All foreign nationals require visas to enter the United States. This requirement, which is set by legislation, policy, and rulemaking, determines who can enter the country, for what purposes, and for how long. Some foreigners are exempt from obtaining a visa prior to entering the United States. However, the stamp applied to their passports at the port of entry may be considered a visa to a certain extent.
Exit visas are not generally required. However, certain travel documents such as passports and permanent resident cards may be required in some cases. The top-level categories as defined by the U.S. Department of State are immigrant and non-immigrant visas.
Non-immigrant visas tend to be the most common. These are travel visas issued to foreigners who do not intend to stay in the country on a permanent or indefinite basis. To this effect, some of the most popular visas requested fall under the B category for tourists and business travelers.
Other types of non-immigrant visas allow individuals certain freedom with regard to crossing borders, studying, or conducting certain activities in the U.S. Some examples include: foreign au pairs, Mexican nationals who cross the border for business or cultural purposes, diplomats, artists, athletes, intra-company transfer employees, journalists, students, trainees, transit travelers, and members of NATO stationed in the U.S.
In general, foreigners who are issued non-immigrant visas are not expected to request an adjustment of status to immigrants. However, one significant exception is the H-1B category visas for skilled foreign employees who may be eligible to apply for residency through an immigration attorney. Victims of human trafficking may also be issued a special U or T visa to enter the country before applying for humanitarian relief.
U.S. immigrant visas are issued to foreigners who wish to establish a meaningful connection to this country.

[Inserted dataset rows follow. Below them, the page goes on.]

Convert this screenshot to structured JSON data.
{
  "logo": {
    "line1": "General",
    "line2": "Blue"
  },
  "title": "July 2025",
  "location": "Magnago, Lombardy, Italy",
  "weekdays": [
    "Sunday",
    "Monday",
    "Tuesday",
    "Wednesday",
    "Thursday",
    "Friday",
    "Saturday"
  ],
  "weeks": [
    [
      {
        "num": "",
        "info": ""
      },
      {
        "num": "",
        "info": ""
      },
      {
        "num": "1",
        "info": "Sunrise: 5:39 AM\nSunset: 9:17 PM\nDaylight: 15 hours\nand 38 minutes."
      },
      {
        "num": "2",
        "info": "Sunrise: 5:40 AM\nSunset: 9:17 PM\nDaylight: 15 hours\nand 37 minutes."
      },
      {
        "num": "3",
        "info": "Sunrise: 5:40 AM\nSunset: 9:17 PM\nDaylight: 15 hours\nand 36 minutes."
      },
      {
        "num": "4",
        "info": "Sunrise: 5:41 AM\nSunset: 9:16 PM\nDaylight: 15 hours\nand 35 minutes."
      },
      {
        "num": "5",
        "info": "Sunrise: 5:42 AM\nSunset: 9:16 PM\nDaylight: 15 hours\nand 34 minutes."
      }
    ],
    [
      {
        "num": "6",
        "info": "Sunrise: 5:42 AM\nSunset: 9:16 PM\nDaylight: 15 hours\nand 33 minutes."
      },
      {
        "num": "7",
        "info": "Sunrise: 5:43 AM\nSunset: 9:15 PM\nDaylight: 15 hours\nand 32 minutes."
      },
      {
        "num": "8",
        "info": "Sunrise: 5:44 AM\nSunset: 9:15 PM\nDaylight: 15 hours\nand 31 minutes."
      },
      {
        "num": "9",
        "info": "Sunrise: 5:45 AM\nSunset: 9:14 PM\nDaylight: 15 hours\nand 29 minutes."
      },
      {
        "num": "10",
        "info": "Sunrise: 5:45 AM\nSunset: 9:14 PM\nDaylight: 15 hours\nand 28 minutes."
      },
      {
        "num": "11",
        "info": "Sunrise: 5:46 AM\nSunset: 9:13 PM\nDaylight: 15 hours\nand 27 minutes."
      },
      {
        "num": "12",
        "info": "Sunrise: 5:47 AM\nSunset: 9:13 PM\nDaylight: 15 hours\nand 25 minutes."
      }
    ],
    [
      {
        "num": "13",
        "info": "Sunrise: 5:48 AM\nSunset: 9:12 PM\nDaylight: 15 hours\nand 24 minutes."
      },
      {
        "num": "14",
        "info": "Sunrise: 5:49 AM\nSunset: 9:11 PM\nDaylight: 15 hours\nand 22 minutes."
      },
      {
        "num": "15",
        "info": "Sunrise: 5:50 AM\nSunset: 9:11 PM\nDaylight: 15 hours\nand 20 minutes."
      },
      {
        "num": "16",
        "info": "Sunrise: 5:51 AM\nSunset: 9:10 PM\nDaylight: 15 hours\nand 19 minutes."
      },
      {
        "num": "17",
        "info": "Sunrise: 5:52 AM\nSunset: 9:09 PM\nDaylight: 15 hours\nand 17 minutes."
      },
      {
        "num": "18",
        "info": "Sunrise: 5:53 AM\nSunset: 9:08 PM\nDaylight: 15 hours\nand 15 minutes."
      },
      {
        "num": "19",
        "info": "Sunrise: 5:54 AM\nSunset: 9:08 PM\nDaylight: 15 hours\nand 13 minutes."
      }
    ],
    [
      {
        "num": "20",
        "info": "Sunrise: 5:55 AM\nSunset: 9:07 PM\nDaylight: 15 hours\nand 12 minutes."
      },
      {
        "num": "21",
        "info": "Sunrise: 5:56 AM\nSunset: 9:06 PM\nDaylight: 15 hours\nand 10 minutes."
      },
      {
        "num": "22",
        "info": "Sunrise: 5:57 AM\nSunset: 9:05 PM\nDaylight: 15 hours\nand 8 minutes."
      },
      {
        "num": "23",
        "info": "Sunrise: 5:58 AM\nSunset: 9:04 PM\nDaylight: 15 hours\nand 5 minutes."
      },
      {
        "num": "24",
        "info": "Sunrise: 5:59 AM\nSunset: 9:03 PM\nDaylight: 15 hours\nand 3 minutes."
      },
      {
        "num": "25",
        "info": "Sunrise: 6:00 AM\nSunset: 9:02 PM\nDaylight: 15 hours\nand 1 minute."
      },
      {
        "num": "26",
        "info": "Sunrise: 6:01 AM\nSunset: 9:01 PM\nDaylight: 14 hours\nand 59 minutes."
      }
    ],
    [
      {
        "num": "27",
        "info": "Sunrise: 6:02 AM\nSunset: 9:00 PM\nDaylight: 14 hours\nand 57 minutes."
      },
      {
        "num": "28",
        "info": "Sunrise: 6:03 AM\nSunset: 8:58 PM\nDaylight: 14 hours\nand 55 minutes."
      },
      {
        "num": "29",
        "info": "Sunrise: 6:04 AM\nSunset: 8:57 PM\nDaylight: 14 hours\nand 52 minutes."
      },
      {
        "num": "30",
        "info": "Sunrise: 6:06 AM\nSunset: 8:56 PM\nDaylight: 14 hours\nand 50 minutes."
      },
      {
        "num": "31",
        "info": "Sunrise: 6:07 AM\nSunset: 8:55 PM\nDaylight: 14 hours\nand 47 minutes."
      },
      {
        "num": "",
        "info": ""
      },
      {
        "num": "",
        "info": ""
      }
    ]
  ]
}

This category includes the spousal and fiancé or fiancée visas, children and relatives of U.S. citizens, priority foreign workers, adopted children, visa lottery winners, former residents, Afghans and Iraqis who worked for the U.S. government, and special asylum applicants.
The immigrant visa process tends to be more elaborate and complex than most non-immigrant petitions and generally requires the assistance of experienced immigration attorneys.
If you have questions regarding immigration law or need help filing the appropriate visa paperwork, contact the experienced lawyers at KS Visa Immigration Law in San Diego. We offer free consultations and can help with your immigration needs. Give us a call at (858) 874- 0711 today.